• Your objective: Copy out each line of the material in which the word "icon" can be found.

# # # #

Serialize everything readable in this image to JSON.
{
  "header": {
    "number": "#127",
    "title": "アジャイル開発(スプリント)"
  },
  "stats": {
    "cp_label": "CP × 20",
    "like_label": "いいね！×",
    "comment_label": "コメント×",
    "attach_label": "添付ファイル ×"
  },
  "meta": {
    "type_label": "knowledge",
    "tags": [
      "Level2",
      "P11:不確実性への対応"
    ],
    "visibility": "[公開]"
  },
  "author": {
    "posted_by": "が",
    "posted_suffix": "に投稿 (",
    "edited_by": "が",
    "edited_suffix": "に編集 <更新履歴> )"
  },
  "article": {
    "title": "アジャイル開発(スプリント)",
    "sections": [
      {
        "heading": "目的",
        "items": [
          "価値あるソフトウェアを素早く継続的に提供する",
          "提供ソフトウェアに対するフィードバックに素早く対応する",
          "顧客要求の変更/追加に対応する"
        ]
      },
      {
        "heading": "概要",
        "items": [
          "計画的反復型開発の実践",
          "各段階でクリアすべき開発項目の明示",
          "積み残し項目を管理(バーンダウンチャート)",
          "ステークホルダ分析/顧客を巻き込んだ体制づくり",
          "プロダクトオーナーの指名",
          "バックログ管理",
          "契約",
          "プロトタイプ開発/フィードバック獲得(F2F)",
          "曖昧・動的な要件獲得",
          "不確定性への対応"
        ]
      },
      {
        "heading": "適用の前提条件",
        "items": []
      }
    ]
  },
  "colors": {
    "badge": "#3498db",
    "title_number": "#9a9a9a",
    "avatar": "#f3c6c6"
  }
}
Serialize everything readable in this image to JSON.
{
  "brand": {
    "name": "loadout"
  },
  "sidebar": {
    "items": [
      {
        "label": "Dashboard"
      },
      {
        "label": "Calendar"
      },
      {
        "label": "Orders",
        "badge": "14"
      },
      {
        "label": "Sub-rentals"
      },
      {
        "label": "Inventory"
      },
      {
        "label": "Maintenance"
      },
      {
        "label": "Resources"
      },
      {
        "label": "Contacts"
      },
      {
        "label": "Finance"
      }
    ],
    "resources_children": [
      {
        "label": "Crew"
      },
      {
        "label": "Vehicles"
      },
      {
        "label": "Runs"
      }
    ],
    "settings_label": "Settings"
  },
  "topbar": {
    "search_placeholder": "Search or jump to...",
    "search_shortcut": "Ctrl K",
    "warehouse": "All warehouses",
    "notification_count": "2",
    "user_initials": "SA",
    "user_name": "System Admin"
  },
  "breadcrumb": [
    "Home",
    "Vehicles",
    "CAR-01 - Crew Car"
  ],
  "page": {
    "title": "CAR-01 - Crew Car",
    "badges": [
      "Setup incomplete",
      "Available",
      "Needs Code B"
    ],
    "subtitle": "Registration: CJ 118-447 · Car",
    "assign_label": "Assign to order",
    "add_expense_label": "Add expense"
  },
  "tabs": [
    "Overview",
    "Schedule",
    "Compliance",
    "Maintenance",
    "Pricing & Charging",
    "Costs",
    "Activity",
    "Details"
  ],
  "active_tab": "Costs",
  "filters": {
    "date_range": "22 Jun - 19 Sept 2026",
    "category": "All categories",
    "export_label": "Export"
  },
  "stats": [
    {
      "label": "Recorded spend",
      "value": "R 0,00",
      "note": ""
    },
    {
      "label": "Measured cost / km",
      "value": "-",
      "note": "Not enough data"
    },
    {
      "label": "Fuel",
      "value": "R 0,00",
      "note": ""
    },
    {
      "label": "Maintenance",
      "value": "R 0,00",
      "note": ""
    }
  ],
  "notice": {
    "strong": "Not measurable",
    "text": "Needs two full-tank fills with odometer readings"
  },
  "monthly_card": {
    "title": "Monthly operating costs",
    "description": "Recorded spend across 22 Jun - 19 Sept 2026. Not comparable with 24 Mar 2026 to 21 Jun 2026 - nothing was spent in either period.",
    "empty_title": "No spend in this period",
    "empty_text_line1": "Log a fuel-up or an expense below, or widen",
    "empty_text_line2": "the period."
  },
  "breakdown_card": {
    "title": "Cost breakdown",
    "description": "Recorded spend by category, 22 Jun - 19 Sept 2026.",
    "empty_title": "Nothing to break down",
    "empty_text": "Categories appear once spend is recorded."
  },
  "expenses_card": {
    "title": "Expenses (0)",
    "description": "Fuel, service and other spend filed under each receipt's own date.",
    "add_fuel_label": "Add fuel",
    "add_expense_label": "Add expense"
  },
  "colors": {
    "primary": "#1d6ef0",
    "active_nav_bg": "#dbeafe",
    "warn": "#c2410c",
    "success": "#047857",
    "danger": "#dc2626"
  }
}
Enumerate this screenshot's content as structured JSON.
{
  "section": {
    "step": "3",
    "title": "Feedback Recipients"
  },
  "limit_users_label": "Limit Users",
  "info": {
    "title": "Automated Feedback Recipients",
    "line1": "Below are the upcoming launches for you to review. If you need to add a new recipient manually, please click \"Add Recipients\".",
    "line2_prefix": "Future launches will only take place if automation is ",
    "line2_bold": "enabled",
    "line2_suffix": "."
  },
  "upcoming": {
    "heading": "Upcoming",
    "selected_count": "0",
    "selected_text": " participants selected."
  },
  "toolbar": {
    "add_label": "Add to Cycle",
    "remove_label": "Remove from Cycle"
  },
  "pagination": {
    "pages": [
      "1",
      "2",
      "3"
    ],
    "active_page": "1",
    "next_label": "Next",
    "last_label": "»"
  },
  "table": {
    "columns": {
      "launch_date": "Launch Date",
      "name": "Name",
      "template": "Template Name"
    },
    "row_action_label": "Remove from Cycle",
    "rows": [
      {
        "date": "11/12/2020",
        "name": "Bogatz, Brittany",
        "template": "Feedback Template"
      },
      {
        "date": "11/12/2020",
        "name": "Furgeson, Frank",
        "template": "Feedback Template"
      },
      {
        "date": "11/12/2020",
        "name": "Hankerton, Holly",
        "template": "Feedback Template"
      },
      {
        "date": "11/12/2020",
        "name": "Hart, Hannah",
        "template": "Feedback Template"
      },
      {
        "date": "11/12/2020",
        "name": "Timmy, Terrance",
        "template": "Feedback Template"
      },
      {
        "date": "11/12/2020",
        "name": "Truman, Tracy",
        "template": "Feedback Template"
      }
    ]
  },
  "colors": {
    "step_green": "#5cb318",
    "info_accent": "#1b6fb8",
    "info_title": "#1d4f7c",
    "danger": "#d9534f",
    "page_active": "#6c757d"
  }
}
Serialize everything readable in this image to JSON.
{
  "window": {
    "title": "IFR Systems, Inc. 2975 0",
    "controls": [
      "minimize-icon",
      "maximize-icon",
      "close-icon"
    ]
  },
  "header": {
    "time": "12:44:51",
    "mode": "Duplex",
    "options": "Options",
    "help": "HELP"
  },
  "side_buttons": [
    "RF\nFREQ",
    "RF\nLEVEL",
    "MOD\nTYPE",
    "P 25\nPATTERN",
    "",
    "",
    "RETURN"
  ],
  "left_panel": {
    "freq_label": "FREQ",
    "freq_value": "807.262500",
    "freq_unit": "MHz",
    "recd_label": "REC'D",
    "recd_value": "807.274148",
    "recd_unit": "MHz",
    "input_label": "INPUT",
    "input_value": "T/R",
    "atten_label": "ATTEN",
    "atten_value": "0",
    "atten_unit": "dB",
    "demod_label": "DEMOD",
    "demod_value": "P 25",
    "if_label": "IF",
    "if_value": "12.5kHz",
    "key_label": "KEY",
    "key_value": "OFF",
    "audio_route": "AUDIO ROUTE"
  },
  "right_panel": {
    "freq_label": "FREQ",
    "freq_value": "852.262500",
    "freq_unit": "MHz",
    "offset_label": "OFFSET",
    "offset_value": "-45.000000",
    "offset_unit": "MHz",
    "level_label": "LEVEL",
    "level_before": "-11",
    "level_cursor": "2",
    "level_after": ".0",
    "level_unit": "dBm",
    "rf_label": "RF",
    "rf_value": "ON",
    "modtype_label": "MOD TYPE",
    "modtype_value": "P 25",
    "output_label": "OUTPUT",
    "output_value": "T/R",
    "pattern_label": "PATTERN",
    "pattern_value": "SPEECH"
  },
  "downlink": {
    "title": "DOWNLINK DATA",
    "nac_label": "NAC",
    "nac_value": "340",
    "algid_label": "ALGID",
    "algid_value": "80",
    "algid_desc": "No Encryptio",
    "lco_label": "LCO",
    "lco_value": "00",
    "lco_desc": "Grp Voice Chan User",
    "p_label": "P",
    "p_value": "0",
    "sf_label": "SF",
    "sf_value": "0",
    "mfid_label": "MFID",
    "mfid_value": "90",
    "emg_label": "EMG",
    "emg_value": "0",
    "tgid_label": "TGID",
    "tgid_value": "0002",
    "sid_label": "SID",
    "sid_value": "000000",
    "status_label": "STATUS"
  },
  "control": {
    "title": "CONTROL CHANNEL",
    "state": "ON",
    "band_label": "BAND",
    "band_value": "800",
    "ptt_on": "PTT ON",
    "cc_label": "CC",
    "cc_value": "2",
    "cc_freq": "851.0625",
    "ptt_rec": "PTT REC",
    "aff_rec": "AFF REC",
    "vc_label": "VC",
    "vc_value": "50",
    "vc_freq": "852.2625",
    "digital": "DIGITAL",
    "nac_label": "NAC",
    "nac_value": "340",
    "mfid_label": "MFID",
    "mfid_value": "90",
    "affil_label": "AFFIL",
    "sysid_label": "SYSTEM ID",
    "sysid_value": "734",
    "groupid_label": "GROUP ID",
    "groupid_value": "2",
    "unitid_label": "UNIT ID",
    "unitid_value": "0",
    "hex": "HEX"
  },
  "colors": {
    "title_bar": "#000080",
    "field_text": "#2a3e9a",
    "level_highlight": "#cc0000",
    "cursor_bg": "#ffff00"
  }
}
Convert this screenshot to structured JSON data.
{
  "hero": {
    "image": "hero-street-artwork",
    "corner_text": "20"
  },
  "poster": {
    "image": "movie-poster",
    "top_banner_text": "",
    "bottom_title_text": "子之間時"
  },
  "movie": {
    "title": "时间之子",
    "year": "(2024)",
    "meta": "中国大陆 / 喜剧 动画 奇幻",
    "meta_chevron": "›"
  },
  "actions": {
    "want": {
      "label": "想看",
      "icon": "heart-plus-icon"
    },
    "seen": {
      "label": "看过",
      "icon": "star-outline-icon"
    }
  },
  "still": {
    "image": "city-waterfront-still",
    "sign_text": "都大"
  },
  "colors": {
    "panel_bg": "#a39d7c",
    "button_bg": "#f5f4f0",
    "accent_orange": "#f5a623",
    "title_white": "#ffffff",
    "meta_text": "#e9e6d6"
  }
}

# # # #

• Exercise response:
      "minimize-icon",
      "maximize-icon",
      "close-icon"
      "icon": "heart-plus-icon"
      "icon": "star-outline-icon"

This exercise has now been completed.